By: Andrea Mistretta
Publisher: Pelican Publishing
Publication Date: December 2009
Reviewed by: Deb Fowler
Review Date: February 3, 2009
Vibrant, dazzling, impressive . . . anyone who even looks at the cover of this book will be instantly wowed by what they see and even more so when they open the covers. Andrea Mistretta, like many artists, had a wealth of talent, but her pocketbook was rather bare. She knew the poster market in New Orleans was growing and perhaps someone might be interested in her painting, "Mercredi des Cendres." It had been a labor of love and she "penciled, painted, airbrushed, mixing techniques" and added special touches to her heart's content. The surreal product was one that captured the essence of the Mardi Gras, but a young struggling illustrator "a thousand miles away" from the enchanting art world of New Orleans had little chance of succeeding.

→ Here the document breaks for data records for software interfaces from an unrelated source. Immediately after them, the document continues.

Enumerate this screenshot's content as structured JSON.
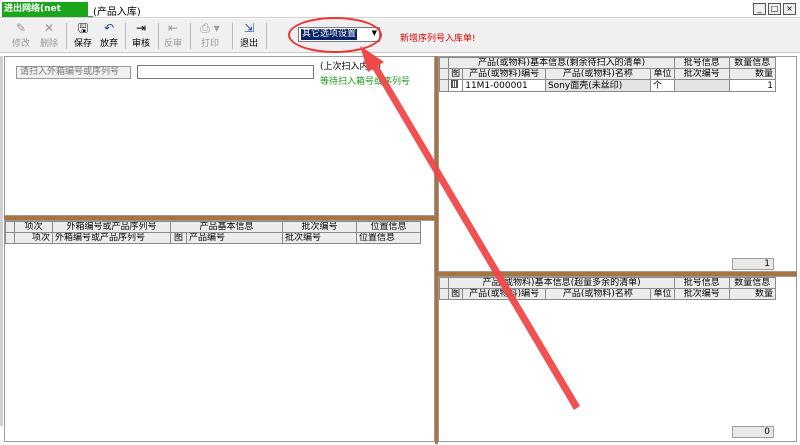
{
  "window": {
    "title": "_(产品入库)",
    "logo_text": "进出网络(net"
  },
  "window_controls": [
    "_",
    "□",
    "×"
  ],
  "toolbar": {
    "modify": "修改",
    "delete": "删除",
    "save": "保存",
    "abandon": "放弃",
    "review": "审核",
    "unreview": "反审",
    "print": "打印",
    "exit": "退出"
  },
  "options": {
    "selected": "其它选项设置"
  },
  "notice": "新增序列号入库单!",
  "scan": {
    "label": "请扫入外箱编号或序列号",
    "value": "",
    "last_scan": "(上次扫入内容)",
    "waiting": "等待扫入箱号或序列号"
  },
  "left_grid": {
    "group_headers": [
      "项次",
      "外箱编号或产品序列号",
      "产品基本信息",
      "批次编号",
      "位置信息"
    ],
    "columns": [
      "项次",
      "外箱编号或产品序列号",
      "图",
      "产品编号",
      "批次编号",
      "位置信息"
    ]
  },
  "right_top": {
    "group_headers": [
      "产品(或物料)基本信息(剩余待扫入的清单)",
      "批号信息",
      "数量信息"
    ],
    "columns": [
      "图",
      "产品(或物料)编号",
      "产品(或物料)名称",
      "单位",
      "批次编号",
      "数量"
    ],
    "rows": [
      {
        "code": "11M1-000001",
        "name": "Sony面壳(未丝印)",
        "unit": "个",
        "batch": "",
        "qty": "1"
      }
    ],
    "total": "1"
  },
  "right_bottom": {
    "group_headers": [
      "产品(或物料)基本信息(超量多余的清单)",
      "批号信息",
      "数量信息"
    ],
    "columns": [
      "图",
      "产品(或物料)编号",
      "产品(或物料)名称",
      "单位",
      "批次编号",
      "数量"
    ],
    "total": "0"
  }
}
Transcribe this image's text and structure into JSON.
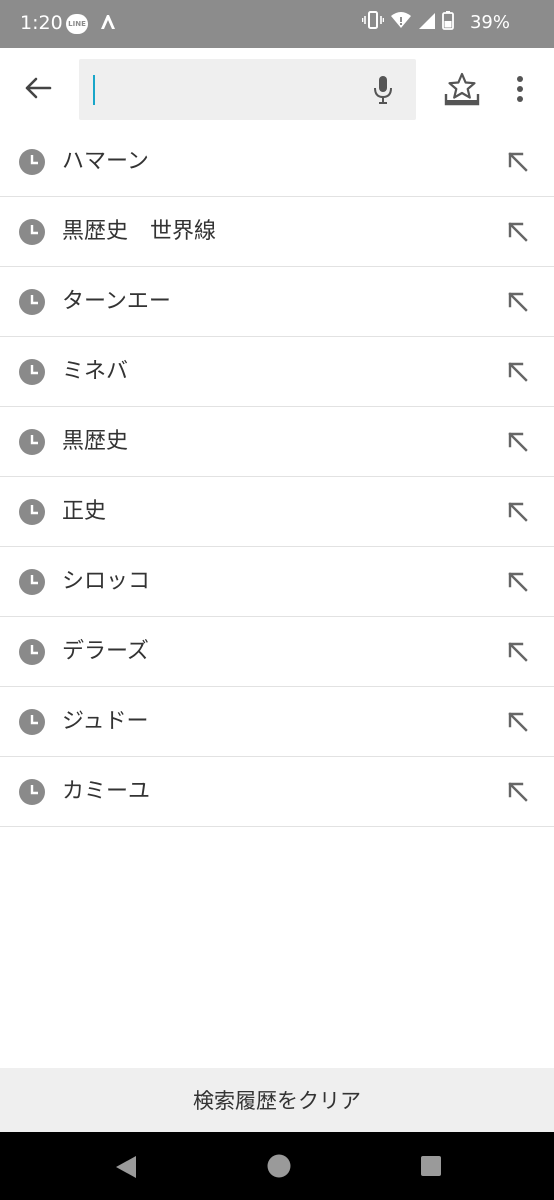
{
  "status_bar": {
    "time": "1:20",
    "line_badge": "LINE",
    "battery_percent": "39%",
    "icons": [
      "line-icon",
      "app-icon",
      "vibrate-icon",
      "wifi-icon",
      "signal-icon",
      "battery-icon"
    ]
  },
  "toolbar": {
    "search_value": "",
    "icons": [
      "back-arrow-icon",
      "mic-icon",
      "bookmark-star-icon",
      "more-vert-icon"
    ]
  },
  "history": {
    "items": [
      {
        "label": "ハマーン"
      },
      {
        "label": "黒歴史　世界線"
      },
      {
        "label": "ターンエー"
      },
      {
        "label": "ミネバ"
      },
      {
        "label": "黒歴史"
      },
      {
        "label": "正史"
      },
      {
        "label": "シロッコ"
      },
      {
        "label": "デラーズ"
      },
      {
        "label": "ジュドー"
      },
      {
        "label": "カミーユ"
      }
    ],
    "item_icon": "clock-icon",
    "action_icon": "arrow-up-left-icon"
  },
  "clear_history_label": "検索履歴をクリア",
  "colors": {
    "status_bar": "#8c8c8c",
    "caret": "#19a6c9",
    "icon_gray": "#8a8a8a",
    "search_bg": "#efefef",
    "nav_bar": "#000000"
  }
}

Andrea sent a Polaroid with her friend, Karen. Perhaps she could sell the painting for her, but instead received an unexpected call from Miss Margarita Bergen, proprietress of Bergen Galleries. "Dahling, I would like to do a Mardi Gras poster with you." This unexpected turn of events would bring her fame and, au contraire, the magic of her artwork would bring New Orleans alive on her posters. The nineteen eighties were kind to both the city and Andrea Mistretta. The spirit of the city was captured in these posters, so beautifully reproduced in this book. In this book the reader gets a fascinating look into her technique and can actually see the step-by-step creation of the king and queen of the krewes. In addition to the full color posters there are reproductions of the three black and white series posters. You'll also get to see some "playful artwork," advertising posters (Miller, Heineken and Amstel), The Serigraph, and reproductions of the United States Postal Service stamps.
This is one of those rare books that will WOW you from the first page to the last. I've seldom seen a book with such liberal use of color. Each and every poster could be easily framed and hung on a wall. Andrea briefly discusses the history behind each poster. The name of the poster, the technique, size and date are included. We get a glimpse of Andrea herself and her affinity with New Orleans and her life in general. I especially enjoyed reading about her poster "Band of Angels," and the comment she made that "it was truly celestial beings that led me and allowed my spirit to ascend beyond this poster with a very special project." You'll have to read the book to get the entire story, but in the meantime, laissez le bon temps rouler . . . let the good times roll when you browse this mesmerizing book!
Quill says: This is New Orleans poster art at its best…laissez le bon temps rouler!